### The task
Every record, from the first to the last, is to be printed again exactly.

### Dataset content
"""

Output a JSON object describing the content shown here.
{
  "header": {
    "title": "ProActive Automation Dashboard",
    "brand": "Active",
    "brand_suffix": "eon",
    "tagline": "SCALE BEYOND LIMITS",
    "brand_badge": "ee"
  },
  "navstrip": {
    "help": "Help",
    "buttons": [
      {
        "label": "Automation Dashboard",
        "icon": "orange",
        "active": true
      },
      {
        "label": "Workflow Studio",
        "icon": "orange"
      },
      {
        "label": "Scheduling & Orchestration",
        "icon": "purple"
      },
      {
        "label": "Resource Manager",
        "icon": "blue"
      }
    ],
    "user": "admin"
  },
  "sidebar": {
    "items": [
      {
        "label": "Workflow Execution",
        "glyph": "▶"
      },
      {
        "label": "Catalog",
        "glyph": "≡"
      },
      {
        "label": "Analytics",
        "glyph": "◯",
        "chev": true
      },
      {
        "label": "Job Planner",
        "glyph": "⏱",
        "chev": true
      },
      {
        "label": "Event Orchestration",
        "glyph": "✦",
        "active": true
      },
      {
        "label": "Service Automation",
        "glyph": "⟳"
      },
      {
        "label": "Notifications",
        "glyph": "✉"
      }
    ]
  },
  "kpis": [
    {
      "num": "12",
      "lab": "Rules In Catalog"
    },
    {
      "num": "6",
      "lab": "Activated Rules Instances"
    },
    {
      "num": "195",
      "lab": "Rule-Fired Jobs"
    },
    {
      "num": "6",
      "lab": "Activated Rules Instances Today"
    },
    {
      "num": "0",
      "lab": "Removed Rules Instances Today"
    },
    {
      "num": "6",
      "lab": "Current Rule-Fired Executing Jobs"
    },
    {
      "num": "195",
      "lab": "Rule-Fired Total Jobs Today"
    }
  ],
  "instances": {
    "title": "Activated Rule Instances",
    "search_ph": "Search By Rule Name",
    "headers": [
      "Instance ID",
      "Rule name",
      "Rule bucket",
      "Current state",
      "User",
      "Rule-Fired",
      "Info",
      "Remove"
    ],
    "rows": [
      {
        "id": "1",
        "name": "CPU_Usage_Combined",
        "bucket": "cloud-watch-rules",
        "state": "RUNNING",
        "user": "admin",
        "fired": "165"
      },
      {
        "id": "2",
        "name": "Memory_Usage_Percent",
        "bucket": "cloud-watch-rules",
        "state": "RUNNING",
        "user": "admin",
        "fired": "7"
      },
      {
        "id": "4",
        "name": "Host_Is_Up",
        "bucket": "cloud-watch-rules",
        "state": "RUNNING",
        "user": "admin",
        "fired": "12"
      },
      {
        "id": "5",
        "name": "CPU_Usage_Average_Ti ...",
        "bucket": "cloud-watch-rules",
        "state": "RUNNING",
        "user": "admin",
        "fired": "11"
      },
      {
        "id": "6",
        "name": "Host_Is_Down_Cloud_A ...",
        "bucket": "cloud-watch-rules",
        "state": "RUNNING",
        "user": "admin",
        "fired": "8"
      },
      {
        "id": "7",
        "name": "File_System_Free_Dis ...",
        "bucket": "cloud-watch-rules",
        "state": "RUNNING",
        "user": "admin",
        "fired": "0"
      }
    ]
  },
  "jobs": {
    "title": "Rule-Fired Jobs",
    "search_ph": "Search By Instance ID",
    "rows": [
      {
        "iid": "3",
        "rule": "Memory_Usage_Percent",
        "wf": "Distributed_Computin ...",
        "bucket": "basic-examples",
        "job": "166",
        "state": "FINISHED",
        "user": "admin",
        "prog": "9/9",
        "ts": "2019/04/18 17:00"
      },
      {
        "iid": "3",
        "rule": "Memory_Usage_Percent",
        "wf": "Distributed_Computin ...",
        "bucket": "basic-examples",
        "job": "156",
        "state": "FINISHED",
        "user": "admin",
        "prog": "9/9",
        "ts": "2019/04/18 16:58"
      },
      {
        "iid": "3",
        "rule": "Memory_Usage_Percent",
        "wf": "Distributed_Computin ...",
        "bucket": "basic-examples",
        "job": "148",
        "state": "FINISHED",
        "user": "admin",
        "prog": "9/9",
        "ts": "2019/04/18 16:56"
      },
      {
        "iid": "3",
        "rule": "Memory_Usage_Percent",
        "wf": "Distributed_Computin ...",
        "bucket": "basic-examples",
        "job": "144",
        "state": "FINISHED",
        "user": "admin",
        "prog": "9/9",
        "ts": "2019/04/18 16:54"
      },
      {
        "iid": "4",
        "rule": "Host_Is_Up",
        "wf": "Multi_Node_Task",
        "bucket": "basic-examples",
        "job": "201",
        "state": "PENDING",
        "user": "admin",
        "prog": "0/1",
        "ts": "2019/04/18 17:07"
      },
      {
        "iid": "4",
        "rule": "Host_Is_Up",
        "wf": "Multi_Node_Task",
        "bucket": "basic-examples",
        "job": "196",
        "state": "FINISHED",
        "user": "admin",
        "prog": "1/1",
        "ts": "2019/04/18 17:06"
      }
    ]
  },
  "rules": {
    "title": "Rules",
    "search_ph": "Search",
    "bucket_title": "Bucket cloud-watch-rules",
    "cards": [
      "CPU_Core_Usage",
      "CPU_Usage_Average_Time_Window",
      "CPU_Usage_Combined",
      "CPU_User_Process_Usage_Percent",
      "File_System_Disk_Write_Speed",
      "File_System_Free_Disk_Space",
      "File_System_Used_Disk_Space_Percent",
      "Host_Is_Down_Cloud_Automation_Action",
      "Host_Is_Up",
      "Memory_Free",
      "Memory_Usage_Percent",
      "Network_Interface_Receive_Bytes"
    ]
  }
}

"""

### Response area
Output a JSON object describing the content shown here.
{
  "header": {
    "title": "ProActive Automation Dashboard",
    "brand": "Active",
    "brand_suffix": "eon",
    "tagline": "SCALE BEYOND LIMITS",
    "brand_badge": "ee"
  },
  "navstrip": {
    "help": "Help",
    "buttons": [
      {
        "label": "Automation Dashboard",
        "icon": "orange",
        "active": true
      },
      {
        "label": "Workflow Studio",
        "icon": "orange"
      },
      {
        "label": "Scheduling & Orchestration",
        "icon": "purple"
      },
      {
        "label": "Resource Manager",
        "icon": "blue"
      }
    ],
    "user": "admin"
  },
  "sidebar": {
    "items": [
      {
        "label": "Workflow Execution",
        "glyph": "▶"
      },
      {
        "label": "Catalog",
        "glyph": "≡"
      },
      {
        "label": "Analytics",
        "glyph": "◯",
        "chev": true
      },
      {
        "label": "Job Planner",
        "glyph": "⏱",
        "chev": true
      },
      {
        "label": "Event Orchestration",
        "glyph": "✦",
        "active": true
      },
      {
        "label": "Service Automation",
        "glyph": "⟳"
      },
      {
        "label": "Notifications",
        "glyph": "✉"
      }
    ]
  },
  "kpis": [
    {
      "num": "12",
      "lab": "Rules In Catalog"
    },
    {
      "num": "6",
      "lab": "Activated Rules Instances"
    },
    {
      "num": "195",
      "lab": "Rule-Fired Jobs"
    },
    {
      "num": "6",
      "lab": "Activated Rules Instances Today"
    },
    {
      "num": "0",
      "lab": "Removed Rules Instances Today"
    },
    {
      "num": "6",
      "lab": "Current Rule-Fired Executing Jobs"
    },
    {
      "num": "195",
      "lab": "Rule-Fired Total Jobs Today"
    }
  ],
  "instances": {
    "title": "Activated Rule Instances",
    "search_ph": "Search By Rule Name",
    "headers": [
      "Instance ID",
      "Rule name",
      "Rule bucket",
      "Current state",
      "User",
      "Rule-Fired",
      "Info",
      "Remove"
    ],
    "rows": [
      {
        "id": "1",
        "name": "CPU_Usage_Combined",
        "bucket": "cloud-watch-rules",
        "state": "RUNNING",
        "user": "admin",
        "fired": "165"
      },
      {
        "id": "2",
        "name": "Memory_Usage_Percent",
        "bucket": "cloud-watch-rules",
        "state": "RUNNING",
        "user": "admin",
        "fired": "7"
      },
      {
        "id": "4",
        "name": "Host_Is_Up",
        "bucket": "cloud-watch-rules",
        "state": "RUNNING",
        "user": "admin",
        "fired": "12"
      },
      {
        "id": "5",
        "name": "CPU_Usage_Average_Ti ...",
        "bucket": "cloud-watch-rules",
        "state": "RUNNING",
        "user": "admin",
        "fired": "11"
      },
      {
        "id": "6",
        "name": "Host_Is_Down_Cloud_A ...",
        "bucket": "cloud-watch-rules",
        "state": "RUNNING",
        "user": "admin",
        "fired": "8"
      },
      {
        "id": "7",
        "name": "File_System_Free_Dis ...",
        "bucket": "cloud-watch-rules",
        "state": "RUNNING",
        "user": "admin",
        "fired": "0"
      }
    ]
  },
  "jobs": {
    "title": "Rule-Fired Jobs",
    "search_ph": "Search By Instance ID",
    "rows": [
      {
        "iid": "3",
        "rule": "Memory_Usage_Percent",
        "wf": "Distributed_Computin ...",
        "bucket": "basic-examples",
        "job": "166",
        "state": "FINISHED",
        "user": "admin",
        "prog": "9/9",
        "ts": "2019/04/18 17:00"
      },
      {
        "iid": "3",
        "rule": "Memory_Usage_Percent",
        "wf": "Distributed_Computin ...",
        "bucket": "basic-examples",
        "job": "156",
        "state": "FINISHED",
        "user": "admin",
        "prog": "9/9",
        "ts": "2019/04/18 16:58"
      },
      {
        "iid": "3",
        "rule": "Memory_Usage_Percent",
        "wf": "Distributed_Computin ...",
        "bucket": "basic-examples",
        "job": "148",
        "state": "FINISHED",
        "user": "admin",
        "prog": "9/9",
        "ts": "2019/04/18 16:56"
      },
      {
        "iid": "3",
        "rule": "Memory_Usage_Percent",
        "wf": "Distributed_Computin ...",
        "bucket": "basic-examples",
        "job": "144",
        "state": "FINISHED",
        "user": "admin",
        "prog": "9/9",
        "ts": "2019/04/18 16:54"
      },
      {
        "iid": "4",
        "rule": "Host_Is_Up",
        "wf": "Multi_Node_Task",
        "bucket": "basic-examples",
        "job": "201",
        "state": "PENDING",
        "user": "admin",
        "prog": "0/1",
        "ts": "2019/04/18 17:07"
      },
      {
        "iid": "4",
        "rule": "Host_Is_Up",
        "wf": "Multi_Node_Task",
        "bucket": "basic-examples",
        "job": "196",
        "state": "FINISHED",
        "user": "admin",
        "prog": "1/1",
        "ts": "2019/04/18 17:06"
      }
    ]
  },
  "rules": {
    "title": "Rules",
    "search_ph": "Search",
    "bucket_title": "Bucket cloud-watch-rules",
    "cards": [
      "CPU_Core_Usage",
      "CPU_Usage_Average_Time_Window",
      "CPU_Usage_Combined",
      "CPU_User_Process_Usage_Percent",
      "File_System_Disk_Write_Speed",
      "File_System_Free_Disk_Space",
      "File_System_Used_Disk_Space_Percent",
      "Host_Is_Down_Cloud_Automation_Action",
      "Host_Is_Up",
      "Memory_Free",
      "Memory_Usage_Percent",
      "Network_Interface_Receive_Bytes"
    ]
  }
}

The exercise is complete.